Marketing’s sunny side has a natural tension with the rest of leadership. The other departments are planning for their possible futures and looking to mitigate risk at every turn. They will make bold moves, but it is with a clear eye on the risks associated with those moves. Most marketers’ exuberance and excitement overshadow any risk mitigation they perform and result in discussions around the possibilities, the upside of marketing.
For leaders who are looking to mitigate risk, marketing often comes across as either not acknowledging risks or looking for ways to increase risk with their programs and activities. One team is tuned to growth, while the other is homed inon protection. This should cause some natural tension, but marketing tends to discount risk and focus on growth.
Make the Tension Healthy
Marketing can take a true leadership role in the organization and help create a healthy tension with their peers and ultimately help the company make informed decisions about their future. But marketing needs to take the lead on these activities. Since their optimistic outlook makes them a minority on the leadership team, marketing will need to find a way to work within the team dynamic.

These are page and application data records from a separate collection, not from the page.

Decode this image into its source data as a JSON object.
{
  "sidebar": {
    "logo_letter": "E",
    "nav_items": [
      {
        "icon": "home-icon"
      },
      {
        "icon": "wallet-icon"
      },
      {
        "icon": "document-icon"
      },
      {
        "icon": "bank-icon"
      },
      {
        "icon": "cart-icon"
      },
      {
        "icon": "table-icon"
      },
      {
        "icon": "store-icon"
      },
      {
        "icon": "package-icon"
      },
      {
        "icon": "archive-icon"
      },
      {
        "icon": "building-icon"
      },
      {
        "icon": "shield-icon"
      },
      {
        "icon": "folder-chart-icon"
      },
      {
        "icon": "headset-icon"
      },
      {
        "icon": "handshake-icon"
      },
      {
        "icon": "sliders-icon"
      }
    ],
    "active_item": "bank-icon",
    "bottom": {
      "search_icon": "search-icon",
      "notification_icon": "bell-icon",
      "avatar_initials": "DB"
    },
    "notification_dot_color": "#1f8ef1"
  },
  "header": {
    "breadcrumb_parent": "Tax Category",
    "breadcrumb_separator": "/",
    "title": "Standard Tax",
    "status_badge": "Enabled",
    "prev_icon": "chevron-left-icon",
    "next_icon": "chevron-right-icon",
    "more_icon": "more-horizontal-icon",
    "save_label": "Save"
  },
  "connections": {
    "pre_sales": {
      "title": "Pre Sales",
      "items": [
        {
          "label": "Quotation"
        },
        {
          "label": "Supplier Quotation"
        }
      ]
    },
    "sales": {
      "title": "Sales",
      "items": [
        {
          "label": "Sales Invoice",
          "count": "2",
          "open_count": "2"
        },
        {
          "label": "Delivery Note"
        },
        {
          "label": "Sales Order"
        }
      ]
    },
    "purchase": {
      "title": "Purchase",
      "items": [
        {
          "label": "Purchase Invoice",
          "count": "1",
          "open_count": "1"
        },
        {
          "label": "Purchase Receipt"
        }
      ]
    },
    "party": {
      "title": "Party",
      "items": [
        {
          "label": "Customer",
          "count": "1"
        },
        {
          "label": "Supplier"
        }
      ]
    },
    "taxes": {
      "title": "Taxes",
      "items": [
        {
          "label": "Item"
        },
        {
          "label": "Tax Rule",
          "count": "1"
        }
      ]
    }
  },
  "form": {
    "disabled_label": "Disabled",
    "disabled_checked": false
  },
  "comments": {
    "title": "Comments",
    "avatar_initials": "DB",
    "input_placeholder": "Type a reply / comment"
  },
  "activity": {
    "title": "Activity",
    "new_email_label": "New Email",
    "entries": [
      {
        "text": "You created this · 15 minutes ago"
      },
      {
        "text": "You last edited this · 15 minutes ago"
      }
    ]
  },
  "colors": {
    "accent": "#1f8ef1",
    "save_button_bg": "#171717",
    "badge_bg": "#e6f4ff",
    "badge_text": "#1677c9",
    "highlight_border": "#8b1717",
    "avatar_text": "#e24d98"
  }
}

1. Seek to Understand
CMOs often focus on building great teams. In fact, most of them see this as one of their top priorities. But CMOs should be focused on relationships external to their marketing teams. They need to build strong relationships across the other disciplines and let a trusted VP focus on the inner workings of marketing. CMOs should not only look at the goals and objectives of each discipline but also understand the philosophy of their peers in leadership. For instance, knowing that a leader has a legal background might be a clear signal that their default outlook is to scan the horizon for danger and actively look for risk—even annoyingly so. Knowing how they view the world will tell you more about how to collaborate with them than knowing their top three business objectives.
2. Align to the Nomenclature
Marketing leaders should focus their language to mirror that of the rest of the C-suite. Marketing tends to use its own jargon to talk about programs and activities. “Eyeballs” or “impressions” don’t speak to the business objectives of the rest of the organization. Translating the value of marketing activities into their language—using words like revenue, risk, churn,etc.—will make marketing more relatable and viewed as part of the C-suite, not some outsider.
3. Show Your Work
Marketing should showcase the worst-case scenarios for teams and leaders, even if the end result is taking a risk. Marketing most often presents the final scenario to their leadership peers, falsely leading them to believe that risk was considered. Simply altering your proposals to include and acknowledge risk and worst-case scenarios will go a long way to building trust and supporting marketing’s role in helping protect the organization.
4. Scout the next steps
Odds are you will take a few detours along the way. Every founder talked to the book Beyond Product had at least 1 major pivot along the way. Many have 2-3 over the years until they finally ascend to their successful marketplace. As the leader, keep looking for what that next right place may be for your company. Unless you as a leader set it, the company has almost no chance of finding it by itself.
No Bullet of Silver
As with most of life, there is no one single quick solution to complex problems. The dynamics of leadership teams are too multifaceted to think that a few conversations will correct them. But marketing has an inherent challenge in aligning to the rest of the organization, and it is marketing’s job to fix it. You need to put yourself in the seats of your contemporaries and acknowledge their point of view—or you can find another line of work. Firefighters and pediatricians are generally the happiest in their professions.
The author gratefully acknowledges Kevin Smith, as the cartoon is a clear mimic of his very funny scene in Chasing Amy.